The £72,000 cap on elderly care costs in England, due to be introduced in 2016, will benefit one in eight people, the government has said.
The revelation came as the government set out details about how it will work.
It confirmed there would be a deferred payment scheme under which the local council would pay care fees and claim them back from the estate after death.
Labour said the details would not help elderly and disabled people struggling to get the support they needed now.
Ministers say the cap on costs is a solution to the elderly care crisis, but the level at which the cap is being set is nearly twice what was recommended once inflation has been taken into account, meaning the numbers benefiting will be restricted.
The modelling provided by the government as it launched a consultation on the plans showed it was likely to be four years after the implementation of the changes until the first significant groups of those aged 65 and over would start to hit the cap.
And because people tend not to live for very long once they have reached the level of need that takes them over the cap, the actual numbers benefiting will be in the tens of thousands at any one time.
Care Minister Norman Lamb said the cap was never going to be the "panacea" for the problems facing the system.
But he said while the cover was limited it should help provide reassurance across society.
As well as helping elderly people financially, it had been designed to encourage everyone to plan better for old age and persuade the insurance industry to develop more products to cover care costs.
"No-one wants to face an unknown future," Mr Lamb said.
"This overhaul of the way care is paid for gives people the certainty and peace of mind we all deserve."
Michelle Mitchell, of Age UK, said: "It is crucial that the public understands what costs are included under the cap and what impact the proposals will have.
"With a cap set at £72,000, it is clear that only a relatively small percentage of older people will receive financial support as a result - namely those who have the greatest care needs for a considerable amount of time."
As part of the announcement, the government also unveiled the amount individuals are expected to contribute towards their "hotel costs" in care homes.
A figure of £12,000, which will not count as spending towards the cap, has been put forward to pay for things such as the accommodation, food and bills.
Councils will also be asked to give people with care needs an annual "care account" so they can see how much they have paid towards the cap.
The aim of the deferred payments scheme is to stop people having to sell their homes to pay for care - currently about 40,000 a year do so.
The consultation on the details of the scheme will run until October 25.
Jamie Reed, shadow health minister, said instead of helping those in need of support now, "ministers are offering false reassurances that older people won't have to pay more than £72,000 or sell their homes to pay for the costs of care.

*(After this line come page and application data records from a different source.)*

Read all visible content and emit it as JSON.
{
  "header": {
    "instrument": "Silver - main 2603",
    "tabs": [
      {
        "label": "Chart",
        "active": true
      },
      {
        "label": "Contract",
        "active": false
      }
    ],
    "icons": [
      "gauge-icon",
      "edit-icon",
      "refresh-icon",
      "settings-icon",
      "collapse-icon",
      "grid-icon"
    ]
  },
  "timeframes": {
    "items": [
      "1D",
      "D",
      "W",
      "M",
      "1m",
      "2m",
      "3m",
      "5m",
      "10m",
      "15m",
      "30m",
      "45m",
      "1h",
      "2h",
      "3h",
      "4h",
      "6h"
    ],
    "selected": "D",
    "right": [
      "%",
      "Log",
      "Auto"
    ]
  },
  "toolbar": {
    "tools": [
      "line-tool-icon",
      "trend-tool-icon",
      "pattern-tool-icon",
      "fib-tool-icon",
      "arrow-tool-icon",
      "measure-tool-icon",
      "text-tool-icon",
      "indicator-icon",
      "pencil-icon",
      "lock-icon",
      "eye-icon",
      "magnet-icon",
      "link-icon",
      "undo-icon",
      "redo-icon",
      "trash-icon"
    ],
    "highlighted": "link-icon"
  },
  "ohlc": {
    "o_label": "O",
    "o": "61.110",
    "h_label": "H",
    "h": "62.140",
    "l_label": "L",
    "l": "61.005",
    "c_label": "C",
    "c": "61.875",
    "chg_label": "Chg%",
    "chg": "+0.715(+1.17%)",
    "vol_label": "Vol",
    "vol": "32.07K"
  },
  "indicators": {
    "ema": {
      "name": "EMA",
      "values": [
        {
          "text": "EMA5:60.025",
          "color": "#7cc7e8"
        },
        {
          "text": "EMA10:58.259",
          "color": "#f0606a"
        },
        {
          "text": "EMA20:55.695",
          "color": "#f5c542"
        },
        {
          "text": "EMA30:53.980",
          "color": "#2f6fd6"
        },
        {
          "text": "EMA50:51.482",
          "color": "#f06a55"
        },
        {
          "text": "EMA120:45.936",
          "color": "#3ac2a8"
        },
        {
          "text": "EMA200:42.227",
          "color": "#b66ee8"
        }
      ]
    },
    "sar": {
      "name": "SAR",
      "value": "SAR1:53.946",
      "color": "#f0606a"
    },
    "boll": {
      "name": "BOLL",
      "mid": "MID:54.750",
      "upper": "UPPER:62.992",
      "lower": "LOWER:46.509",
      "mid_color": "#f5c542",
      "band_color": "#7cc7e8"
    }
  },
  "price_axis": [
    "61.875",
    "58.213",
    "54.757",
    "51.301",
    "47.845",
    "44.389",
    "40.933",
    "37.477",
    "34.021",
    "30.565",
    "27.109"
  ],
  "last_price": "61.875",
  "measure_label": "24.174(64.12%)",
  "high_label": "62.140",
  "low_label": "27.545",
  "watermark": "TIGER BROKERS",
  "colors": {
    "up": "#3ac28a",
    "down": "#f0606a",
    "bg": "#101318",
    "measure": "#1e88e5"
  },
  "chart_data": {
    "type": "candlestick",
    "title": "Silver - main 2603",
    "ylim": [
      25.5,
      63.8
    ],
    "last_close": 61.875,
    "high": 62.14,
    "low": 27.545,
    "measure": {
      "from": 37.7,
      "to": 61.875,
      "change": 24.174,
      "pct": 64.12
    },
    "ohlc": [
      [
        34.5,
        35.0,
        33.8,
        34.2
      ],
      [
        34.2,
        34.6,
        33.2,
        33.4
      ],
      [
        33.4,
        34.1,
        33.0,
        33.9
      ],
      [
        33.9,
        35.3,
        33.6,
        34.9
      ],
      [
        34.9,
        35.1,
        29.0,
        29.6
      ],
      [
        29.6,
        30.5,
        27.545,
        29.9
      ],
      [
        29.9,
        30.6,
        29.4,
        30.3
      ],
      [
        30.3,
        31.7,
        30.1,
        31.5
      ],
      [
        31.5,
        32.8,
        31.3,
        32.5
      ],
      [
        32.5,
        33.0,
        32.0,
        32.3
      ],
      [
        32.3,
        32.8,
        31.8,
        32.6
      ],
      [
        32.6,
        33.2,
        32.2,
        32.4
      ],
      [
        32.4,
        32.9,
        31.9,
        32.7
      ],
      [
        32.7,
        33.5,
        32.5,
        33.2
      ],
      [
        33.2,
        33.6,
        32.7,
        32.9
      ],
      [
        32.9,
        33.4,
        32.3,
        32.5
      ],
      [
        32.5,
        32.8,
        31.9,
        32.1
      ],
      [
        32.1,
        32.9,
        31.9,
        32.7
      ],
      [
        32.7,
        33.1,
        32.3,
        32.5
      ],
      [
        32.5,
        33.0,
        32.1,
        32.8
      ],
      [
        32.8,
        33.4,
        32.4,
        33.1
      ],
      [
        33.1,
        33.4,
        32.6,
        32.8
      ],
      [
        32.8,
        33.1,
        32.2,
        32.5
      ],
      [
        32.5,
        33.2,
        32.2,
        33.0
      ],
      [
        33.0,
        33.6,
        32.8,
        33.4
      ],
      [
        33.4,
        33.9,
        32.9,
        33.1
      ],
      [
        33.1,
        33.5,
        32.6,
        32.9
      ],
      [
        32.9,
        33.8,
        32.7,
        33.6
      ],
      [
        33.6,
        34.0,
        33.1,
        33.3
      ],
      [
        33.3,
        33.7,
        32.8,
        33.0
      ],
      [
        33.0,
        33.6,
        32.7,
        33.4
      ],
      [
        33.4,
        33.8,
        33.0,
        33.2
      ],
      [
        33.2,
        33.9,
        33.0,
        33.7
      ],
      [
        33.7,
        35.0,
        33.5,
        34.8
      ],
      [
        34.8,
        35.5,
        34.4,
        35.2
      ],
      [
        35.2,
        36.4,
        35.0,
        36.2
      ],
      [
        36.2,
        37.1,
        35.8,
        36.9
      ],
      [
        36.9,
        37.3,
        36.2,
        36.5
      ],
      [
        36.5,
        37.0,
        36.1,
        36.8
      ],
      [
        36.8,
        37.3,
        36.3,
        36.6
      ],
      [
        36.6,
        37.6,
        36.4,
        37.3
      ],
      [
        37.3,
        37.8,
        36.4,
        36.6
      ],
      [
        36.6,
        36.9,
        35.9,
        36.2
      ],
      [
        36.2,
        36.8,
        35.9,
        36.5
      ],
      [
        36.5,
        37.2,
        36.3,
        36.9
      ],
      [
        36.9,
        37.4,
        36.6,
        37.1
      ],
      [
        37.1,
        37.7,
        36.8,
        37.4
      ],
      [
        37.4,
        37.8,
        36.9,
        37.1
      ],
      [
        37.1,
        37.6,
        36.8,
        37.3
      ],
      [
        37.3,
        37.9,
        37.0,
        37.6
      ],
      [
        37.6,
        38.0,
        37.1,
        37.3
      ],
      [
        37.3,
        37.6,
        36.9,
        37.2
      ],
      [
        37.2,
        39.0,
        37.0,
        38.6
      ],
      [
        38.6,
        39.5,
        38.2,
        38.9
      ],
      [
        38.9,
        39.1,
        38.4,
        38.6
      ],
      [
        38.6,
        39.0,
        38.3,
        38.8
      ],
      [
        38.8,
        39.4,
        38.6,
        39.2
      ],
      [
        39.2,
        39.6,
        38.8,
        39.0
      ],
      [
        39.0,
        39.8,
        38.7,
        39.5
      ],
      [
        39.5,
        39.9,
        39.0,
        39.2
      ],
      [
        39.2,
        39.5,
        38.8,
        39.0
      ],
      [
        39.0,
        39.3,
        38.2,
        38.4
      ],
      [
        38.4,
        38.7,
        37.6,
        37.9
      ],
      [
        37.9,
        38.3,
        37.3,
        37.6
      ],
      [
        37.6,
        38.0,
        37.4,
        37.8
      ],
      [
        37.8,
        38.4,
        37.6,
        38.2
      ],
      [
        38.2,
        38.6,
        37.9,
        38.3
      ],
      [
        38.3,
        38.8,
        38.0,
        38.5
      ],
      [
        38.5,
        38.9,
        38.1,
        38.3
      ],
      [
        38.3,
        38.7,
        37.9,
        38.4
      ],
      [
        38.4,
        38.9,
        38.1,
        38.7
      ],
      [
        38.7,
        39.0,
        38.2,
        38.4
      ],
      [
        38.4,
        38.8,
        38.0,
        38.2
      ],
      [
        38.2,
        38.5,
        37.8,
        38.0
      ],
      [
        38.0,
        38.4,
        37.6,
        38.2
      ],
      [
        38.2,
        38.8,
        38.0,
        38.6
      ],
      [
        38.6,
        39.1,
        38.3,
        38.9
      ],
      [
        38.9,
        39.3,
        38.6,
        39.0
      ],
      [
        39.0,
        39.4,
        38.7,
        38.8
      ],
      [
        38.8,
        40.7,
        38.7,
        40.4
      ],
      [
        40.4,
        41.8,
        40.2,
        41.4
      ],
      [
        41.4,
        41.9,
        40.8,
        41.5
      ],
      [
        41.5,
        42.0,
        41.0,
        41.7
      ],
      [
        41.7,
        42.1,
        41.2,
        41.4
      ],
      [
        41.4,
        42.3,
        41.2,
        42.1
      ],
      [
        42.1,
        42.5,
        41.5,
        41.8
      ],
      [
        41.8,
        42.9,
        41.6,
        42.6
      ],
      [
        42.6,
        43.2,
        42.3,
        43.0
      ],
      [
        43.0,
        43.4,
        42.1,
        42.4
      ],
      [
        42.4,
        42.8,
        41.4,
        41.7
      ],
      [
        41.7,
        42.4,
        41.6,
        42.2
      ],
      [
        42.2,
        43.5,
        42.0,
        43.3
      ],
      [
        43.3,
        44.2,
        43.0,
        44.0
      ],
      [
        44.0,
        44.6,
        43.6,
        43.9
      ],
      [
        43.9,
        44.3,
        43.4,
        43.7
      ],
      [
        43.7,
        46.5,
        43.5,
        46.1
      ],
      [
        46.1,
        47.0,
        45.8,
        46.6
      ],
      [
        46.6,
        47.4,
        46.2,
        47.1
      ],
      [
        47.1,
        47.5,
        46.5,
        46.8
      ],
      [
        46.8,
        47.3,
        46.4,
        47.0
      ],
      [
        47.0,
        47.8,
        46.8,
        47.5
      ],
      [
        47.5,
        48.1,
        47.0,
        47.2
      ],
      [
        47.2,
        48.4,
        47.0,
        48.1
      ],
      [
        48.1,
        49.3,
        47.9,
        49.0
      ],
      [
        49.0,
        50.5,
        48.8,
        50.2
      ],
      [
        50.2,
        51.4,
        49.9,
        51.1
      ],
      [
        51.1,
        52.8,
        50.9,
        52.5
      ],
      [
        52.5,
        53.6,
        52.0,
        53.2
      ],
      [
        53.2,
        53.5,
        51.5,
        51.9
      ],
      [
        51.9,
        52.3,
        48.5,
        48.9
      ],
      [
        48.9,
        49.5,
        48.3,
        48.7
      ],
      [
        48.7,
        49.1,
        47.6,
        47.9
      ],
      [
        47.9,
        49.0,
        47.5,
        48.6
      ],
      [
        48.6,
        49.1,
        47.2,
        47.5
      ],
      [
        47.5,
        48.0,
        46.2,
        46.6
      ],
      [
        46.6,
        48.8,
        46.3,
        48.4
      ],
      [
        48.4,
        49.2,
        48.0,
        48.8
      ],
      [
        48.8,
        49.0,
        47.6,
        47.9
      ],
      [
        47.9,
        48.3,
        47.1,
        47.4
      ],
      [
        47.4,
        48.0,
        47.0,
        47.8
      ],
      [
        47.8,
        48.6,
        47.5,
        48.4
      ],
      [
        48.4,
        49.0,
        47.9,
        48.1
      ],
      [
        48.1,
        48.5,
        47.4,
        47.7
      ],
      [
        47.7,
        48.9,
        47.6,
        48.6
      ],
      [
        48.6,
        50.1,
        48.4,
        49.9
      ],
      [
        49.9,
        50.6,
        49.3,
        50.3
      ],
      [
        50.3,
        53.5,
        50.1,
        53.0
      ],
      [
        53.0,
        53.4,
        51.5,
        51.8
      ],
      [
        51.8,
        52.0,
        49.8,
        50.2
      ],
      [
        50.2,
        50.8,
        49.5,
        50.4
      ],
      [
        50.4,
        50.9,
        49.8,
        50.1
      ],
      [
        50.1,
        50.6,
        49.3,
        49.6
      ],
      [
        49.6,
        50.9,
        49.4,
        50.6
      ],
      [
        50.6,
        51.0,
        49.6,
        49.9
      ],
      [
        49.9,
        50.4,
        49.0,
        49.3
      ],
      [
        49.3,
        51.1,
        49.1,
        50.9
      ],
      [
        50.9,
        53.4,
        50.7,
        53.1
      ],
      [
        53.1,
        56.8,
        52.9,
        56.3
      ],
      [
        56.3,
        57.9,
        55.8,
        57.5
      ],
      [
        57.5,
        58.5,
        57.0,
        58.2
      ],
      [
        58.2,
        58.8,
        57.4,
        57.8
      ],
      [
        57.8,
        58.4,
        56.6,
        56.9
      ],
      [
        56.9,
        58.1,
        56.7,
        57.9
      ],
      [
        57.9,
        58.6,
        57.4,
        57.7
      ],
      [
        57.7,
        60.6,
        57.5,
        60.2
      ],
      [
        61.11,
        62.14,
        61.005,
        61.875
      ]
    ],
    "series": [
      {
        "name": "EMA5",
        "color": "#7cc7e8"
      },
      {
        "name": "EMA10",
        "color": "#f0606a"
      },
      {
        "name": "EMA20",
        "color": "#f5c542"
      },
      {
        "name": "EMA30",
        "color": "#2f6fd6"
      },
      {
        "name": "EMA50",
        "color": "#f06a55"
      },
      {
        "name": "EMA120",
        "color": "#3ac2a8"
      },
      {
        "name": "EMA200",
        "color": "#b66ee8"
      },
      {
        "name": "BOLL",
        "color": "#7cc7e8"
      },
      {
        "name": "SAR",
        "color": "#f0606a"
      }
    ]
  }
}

"More than £1.8bn has been cut from local council budgets for older people's social care since this government came to power. David Cameron has unleashed a funding crisis in social care. We must see immediate action to improve the care system."